Segment Start: Data shown

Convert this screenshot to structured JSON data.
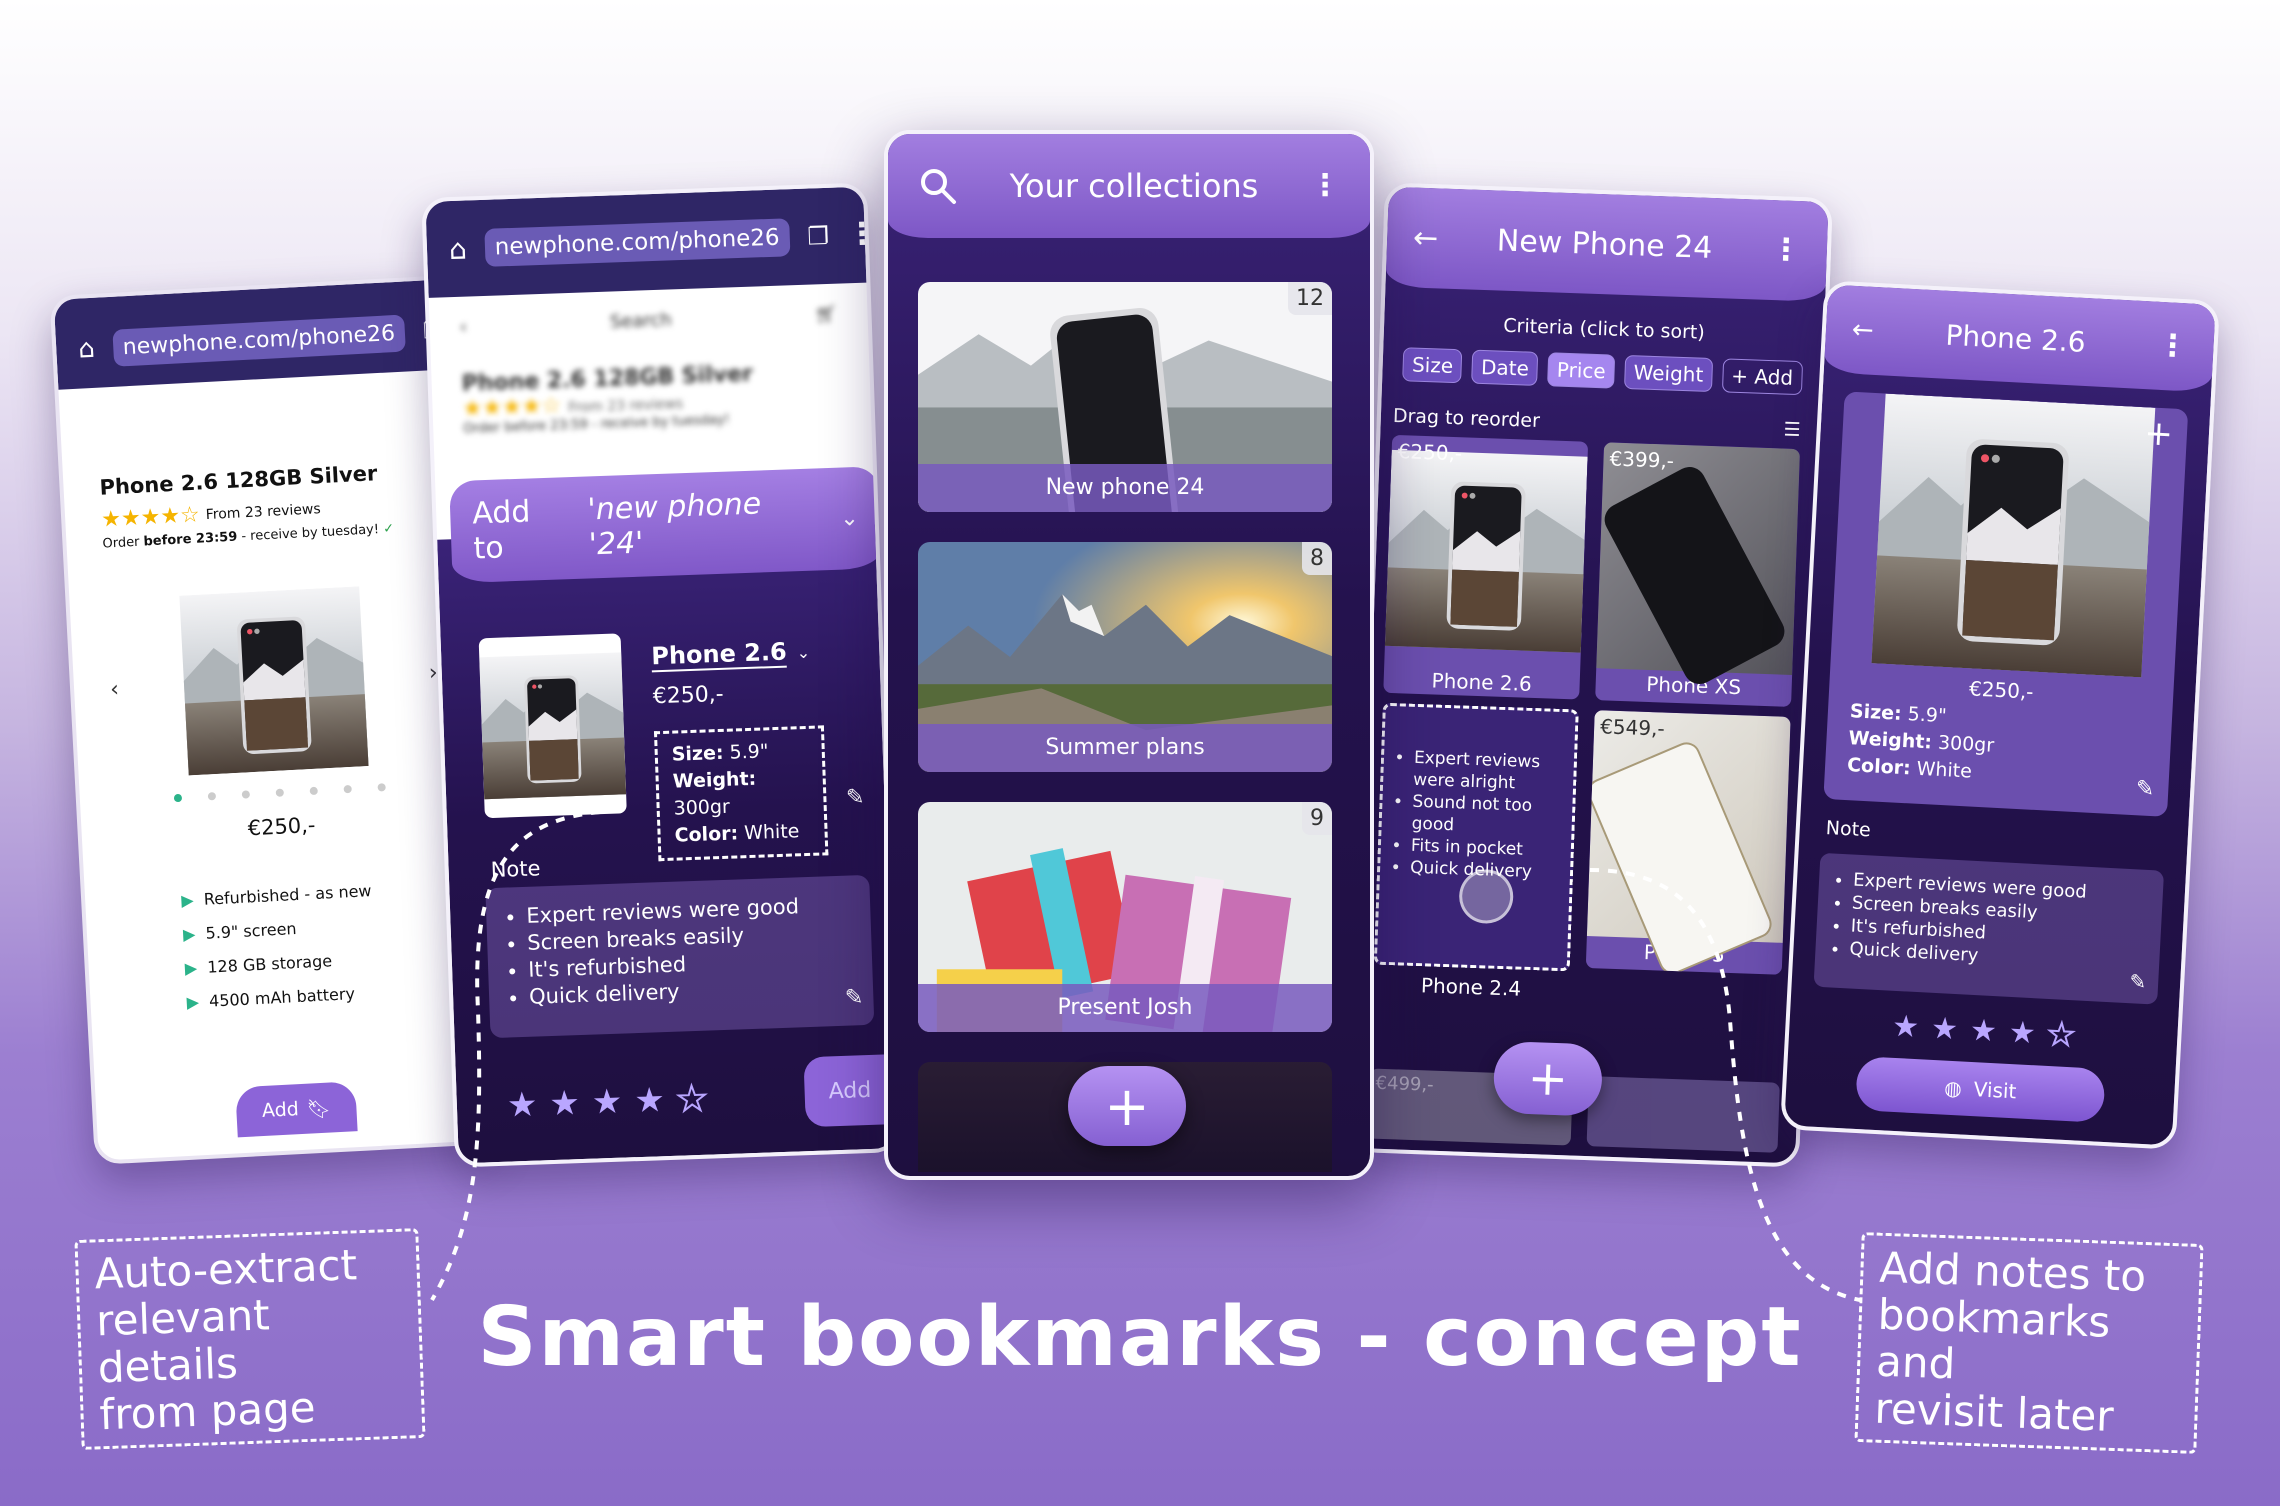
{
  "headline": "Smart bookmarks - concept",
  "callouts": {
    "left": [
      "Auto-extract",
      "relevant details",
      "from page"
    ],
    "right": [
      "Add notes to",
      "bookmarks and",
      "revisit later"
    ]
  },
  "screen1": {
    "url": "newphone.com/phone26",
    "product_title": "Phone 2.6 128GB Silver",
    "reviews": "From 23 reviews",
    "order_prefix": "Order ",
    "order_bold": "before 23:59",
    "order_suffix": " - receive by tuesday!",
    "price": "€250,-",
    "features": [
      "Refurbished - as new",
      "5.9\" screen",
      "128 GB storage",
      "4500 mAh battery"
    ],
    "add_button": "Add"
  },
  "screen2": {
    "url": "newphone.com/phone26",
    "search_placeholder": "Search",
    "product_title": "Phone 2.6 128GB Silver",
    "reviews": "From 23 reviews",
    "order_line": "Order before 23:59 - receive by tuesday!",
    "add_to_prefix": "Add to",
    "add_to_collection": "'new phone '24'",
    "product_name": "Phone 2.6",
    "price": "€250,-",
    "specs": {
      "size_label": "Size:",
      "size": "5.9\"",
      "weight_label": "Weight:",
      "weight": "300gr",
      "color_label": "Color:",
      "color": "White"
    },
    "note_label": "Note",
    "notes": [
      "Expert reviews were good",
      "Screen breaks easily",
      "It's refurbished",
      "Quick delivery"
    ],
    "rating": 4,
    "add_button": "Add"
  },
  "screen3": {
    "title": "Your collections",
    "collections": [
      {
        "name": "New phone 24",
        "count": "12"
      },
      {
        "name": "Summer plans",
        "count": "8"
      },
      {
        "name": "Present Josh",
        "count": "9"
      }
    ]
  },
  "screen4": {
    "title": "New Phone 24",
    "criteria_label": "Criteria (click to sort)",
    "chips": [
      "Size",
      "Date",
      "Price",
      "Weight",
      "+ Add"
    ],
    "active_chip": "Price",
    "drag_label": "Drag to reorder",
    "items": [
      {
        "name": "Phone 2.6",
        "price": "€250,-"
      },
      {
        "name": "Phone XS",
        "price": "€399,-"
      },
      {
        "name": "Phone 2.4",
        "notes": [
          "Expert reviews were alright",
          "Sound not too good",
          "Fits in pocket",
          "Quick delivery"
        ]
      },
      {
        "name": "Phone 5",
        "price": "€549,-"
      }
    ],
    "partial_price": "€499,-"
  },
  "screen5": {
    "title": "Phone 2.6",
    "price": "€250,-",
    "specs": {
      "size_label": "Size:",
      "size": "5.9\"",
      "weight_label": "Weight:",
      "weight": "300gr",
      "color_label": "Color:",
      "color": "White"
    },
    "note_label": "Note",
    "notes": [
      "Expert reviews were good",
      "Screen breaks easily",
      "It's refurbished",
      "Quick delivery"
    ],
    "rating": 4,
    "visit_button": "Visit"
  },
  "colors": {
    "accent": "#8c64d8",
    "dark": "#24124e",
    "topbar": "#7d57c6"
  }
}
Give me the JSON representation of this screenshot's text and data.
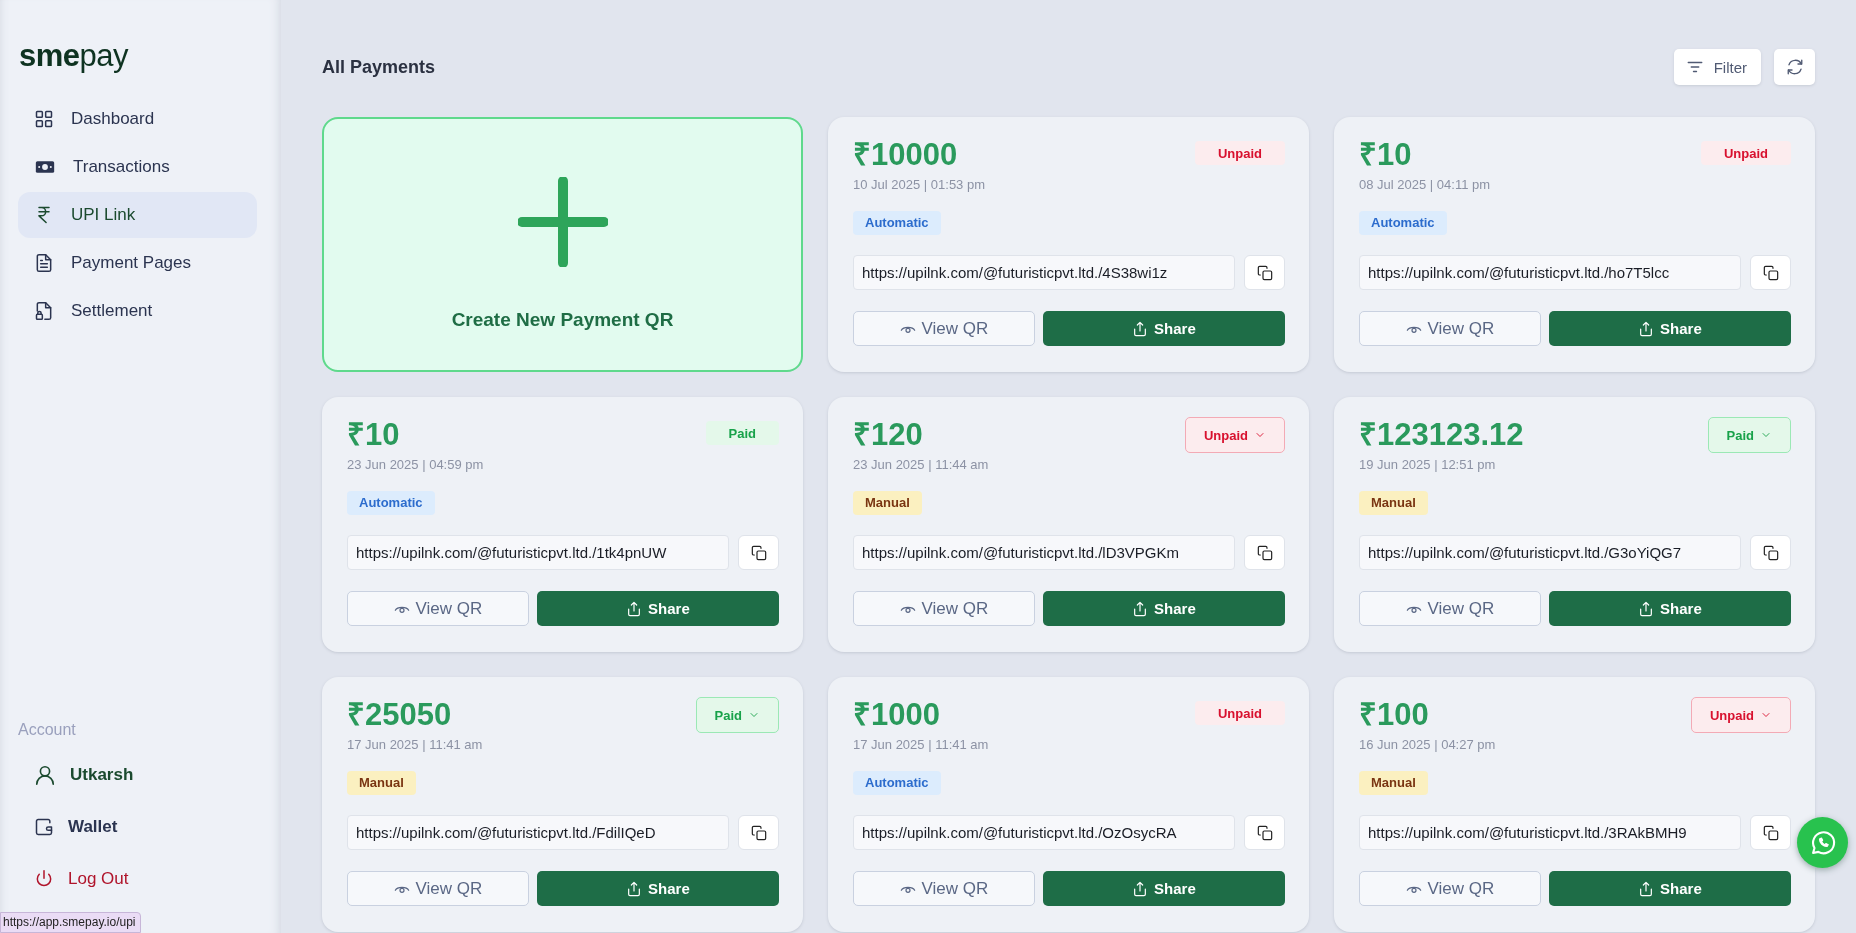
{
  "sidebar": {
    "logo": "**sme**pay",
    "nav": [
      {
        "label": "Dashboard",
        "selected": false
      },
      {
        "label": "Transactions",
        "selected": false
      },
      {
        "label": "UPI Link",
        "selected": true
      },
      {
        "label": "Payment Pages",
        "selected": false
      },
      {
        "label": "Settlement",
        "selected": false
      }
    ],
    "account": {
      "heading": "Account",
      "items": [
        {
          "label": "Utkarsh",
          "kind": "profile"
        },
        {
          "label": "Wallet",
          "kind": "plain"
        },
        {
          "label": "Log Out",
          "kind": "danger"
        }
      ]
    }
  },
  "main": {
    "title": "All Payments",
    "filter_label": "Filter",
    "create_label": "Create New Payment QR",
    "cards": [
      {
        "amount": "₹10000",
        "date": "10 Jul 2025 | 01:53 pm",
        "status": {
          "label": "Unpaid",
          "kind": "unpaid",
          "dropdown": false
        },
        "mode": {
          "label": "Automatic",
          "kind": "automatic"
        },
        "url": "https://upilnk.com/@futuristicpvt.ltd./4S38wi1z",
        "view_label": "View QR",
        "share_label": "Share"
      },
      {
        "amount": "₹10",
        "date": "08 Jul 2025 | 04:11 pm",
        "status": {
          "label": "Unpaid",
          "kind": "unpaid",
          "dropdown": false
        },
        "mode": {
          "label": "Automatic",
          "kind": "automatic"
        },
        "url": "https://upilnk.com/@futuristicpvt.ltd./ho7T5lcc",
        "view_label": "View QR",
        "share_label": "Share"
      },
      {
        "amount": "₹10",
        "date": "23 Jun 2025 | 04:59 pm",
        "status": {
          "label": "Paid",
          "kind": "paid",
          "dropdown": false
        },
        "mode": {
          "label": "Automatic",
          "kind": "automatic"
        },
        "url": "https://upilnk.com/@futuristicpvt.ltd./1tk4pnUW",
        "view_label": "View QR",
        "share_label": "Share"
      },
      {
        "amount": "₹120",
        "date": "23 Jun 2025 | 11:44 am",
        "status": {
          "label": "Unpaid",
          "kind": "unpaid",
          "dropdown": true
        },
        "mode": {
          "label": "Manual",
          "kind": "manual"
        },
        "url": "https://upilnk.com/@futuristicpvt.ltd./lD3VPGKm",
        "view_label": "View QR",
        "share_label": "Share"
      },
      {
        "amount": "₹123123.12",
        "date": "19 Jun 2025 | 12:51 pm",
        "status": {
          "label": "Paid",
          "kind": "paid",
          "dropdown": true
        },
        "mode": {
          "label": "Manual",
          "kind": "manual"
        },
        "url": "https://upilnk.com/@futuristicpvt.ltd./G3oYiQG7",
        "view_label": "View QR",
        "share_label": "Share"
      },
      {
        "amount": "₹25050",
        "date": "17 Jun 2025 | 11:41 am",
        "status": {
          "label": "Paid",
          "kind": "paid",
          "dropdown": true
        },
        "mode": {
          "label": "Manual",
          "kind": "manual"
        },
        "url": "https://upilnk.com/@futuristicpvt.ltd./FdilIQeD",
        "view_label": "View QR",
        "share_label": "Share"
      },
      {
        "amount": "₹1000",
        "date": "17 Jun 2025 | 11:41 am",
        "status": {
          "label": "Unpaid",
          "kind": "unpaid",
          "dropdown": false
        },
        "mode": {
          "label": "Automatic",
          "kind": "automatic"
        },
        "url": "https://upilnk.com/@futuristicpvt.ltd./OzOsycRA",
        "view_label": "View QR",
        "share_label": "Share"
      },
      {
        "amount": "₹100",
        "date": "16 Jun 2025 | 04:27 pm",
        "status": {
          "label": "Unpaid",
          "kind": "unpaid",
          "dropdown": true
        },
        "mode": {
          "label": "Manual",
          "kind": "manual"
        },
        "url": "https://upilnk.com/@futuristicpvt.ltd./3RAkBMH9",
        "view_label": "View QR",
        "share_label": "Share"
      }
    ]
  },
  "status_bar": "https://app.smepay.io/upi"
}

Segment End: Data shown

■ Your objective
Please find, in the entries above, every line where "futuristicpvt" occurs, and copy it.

■ Written response
        "url": "https://upilnk.com/@futuristicpvt.ltd./4S38wi1z",
        "url": "https://upilnk.com/@futuristicpvt.ltd./ho7T5lcc",
        "url": "https://upilnk.com/@futuristicpvt.ltd./1tk4pnUW",
        "url": "https://upilnk.com/@futuristicpvt.ltd./lD3VPGKm",
        "url": "https://upilnk.com/@futuristicpvt.ltd./G3oYiQG7",
        "url": "https://upilnk.com/@futuristicpvt.ltd./FdilIQeD",
        "url": "https://upilnk.com/@futuristicpvt.ltd./OzOsycRA",
        "url": "https://upilnk.com/@futuristicpvt.ltd./3RAkBMH9",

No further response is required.